The thing about Froth that I found with even a small amount of research, is that four albums in, as a band, they don’t take themselves seriously—something you could maybe glean from the song title “John Peel Slowly.” The project originated with a group of friends who wanted to start a band, but nobody was very proficient, or even very capable, at their respective instruments. This is surprising, considering how complicated, at times, Duress winds up coming across, though this may also be due to the fact that Froth’s de facto leader, Joo-Joo Ashworth, opts to work with a different assemblage of players with each Froth outing.

Despite having a sense of humor—both about the music, and the band itself, Ashworth and his players this time around (Cameron Allen and Jeremy Katz) may be taking things a little more seriously, or at least focusing a little more when compared to the band’s earlier days. Working with producer Courtney Gavin, Duress is, by all accounts, a ‘headphone record’—the kind of labored over collection of songs that need to be listened to as intently, and as closely as possible.

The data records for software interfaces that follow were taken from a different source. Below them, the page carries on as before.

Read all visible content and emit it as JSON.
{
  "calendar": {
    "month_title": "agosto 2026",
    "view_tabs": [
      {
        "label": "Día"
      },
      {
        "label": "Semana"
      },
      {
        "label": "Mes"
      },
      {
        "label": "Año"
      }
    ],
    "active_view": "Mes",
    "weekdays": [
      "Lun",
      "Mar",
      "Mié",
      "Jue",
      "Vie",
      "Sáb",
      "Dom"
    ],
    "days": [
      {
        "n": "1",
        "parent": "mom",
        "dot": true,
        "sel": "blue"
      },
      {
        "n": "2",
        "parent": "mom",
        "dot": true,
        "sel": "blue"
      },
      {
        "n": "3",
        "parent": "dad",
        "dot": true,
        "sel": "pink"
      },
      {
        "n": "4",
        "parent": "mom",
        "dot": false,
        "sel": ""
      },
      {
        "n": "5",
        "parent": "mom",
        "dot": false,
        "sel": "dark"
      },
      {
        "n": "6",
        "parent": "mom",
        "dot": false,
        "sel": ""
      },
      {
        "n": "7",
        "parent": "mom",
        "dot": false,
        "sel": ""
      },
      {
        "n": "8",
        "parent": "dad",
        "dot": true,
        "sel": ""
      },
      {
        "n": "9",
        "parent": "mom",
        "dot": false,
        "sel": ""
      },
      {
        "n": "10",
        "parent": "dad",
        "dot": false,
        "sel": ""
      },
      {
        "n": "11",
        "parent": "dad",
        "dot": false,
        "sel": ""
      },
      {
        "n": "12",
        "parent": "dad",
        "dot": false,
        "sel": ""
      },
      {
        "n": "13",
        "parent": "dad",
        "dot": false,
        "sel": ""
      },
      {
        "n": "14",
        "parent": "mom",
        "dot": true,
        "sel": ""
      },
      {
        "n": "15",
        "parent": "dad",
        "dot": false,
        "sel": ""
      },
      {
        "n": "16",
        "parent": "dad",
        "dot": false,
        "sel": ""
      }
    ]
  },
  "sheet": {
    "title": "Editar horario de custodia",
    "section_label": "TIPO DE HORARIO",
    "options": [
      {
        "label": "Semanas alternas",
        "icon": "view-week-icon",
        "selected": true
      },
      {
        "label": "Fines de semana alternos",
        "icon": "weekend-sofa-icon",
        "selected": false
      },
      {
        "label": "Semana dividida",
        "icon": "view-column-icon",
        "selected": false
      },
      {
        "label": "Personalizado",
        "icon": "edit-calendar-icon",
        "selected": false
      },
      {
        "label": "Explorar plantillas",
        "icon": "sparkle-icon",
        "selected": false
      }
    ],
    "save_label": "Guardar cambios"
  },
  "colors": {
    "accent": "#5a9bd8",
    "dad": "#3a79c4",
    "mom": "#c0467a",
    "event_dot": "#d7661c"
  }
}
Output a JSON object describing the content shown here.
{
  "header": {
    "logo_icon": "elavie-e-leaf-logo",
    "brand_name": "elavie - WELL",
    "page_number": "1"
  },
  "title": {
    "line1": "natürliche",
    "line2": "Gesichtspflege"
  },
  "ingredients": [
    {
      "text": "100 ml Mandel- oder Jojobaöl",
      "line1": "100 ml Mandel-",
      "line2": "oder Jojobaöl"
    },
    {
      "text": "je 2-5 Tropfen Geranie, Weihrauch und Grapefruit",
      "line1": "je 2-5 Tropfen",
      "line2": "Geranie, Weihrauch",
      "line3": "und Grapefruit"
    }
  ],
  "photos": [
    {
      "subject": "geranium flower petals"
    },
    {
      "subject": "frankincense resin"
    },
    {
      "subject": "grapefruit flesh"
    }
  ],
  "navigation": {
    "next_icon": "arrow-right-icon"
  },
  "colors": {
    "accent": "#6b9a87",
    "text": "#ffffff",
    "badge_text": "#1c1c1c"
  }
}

Duress opens with its most accessible, ‘rock’-oriented material right out of the gate, then, as it progresses, almost effortlessly turns on itself, becoming more and more experimental and daring, shifting genres and stylistic elements, right down to the very final moment.

Both “Laurel” and “Catalog” are spilling over with crisp sounding percussion and crunchy, distorted guitar chords—while “Dialogue” dials it back a bit on the energy level, and becomes the most melodic sounding of the opening three moments. From there, Froth steer things into more of a post-rock territory, with the mostly instrumental, unrelenting “a2,” which features some interesting atmospheric noises and warbles throughout, while “Department Head,” finds the band working within a very glitchy, ominous sounding setting—the guitar progression set against the skittering drum programming is very hypnotic, and is reminiscent of Neon Golden-era Notwist in its ability to blend organic sounds with things that are slightly colder to the touch.

Buried very deep in Duress’ second half is what is probably the album’s most exciting moment—“Xvaños” has more in line, sonically speaking, with the first half of the album. Structured around a steady tambourine and very, very sharp, precise hits from the drum kit, musically, it owes a lot to the post-OK Computer world of daring and bombastic ‘alternative rock,’ and if there’s any song on Duress that sums of Froth’s ever changing aesthetic, it’s this one—it’s an album that both reaches for gigantic heights due to the scale of its production values, all while managing to maintain a very claustrophobic feeling that surrounds the entire record.

From a sequencing standpoint, Duress seems to play its hand almost too soon with its level of energy, and by the end—and this is perhaps intentional by the band—the pacing slows with its final two tracks, one of which is aptly named “Slow Chamber,” the song that manages to sound like 2009 never ended, with its effected but moderately playful guitar work, and chintzy sounding drum machine keeping time. There’s a slow simmering haze that covers both it, as well as Duress’ final piece, “Syndrome,” which in an interview regarding the record, Ashworth describes audaciously as ‘J. Dilla meets My Bloody Valentine,’ a collision of sorts that I can kind of see, but also like the earlier mentioned Elliott Smith and Women comparisons, I can also not see.

“Syndrome” is a dirge to end the album on—the drum machine skittering is very, very slow, and until the layers of guitar cacophony arrive near the final third, it has ness to do with My Bloody Valentine, and more to do with Pitchfork-approved dream pop in the year 2010; however, it, much like the rest of the record, is a dizzying listen.

Even if as a band, Froth are hesitant to take themselves very seriously, Duress is a serious listen. With a subtle, snarky sense of humor tucked in between the densely arranged layers, it’s a fascinating spiral of both ‘indie’ and ‘alternative’ rock that, on the other end, comes out sounding both familiar yet innovative in the same breath.

Faded is out now as a digital download only from Tearjerker's Bandcamp site; Duress is available as a LP, CD, or digitally, from Wichita.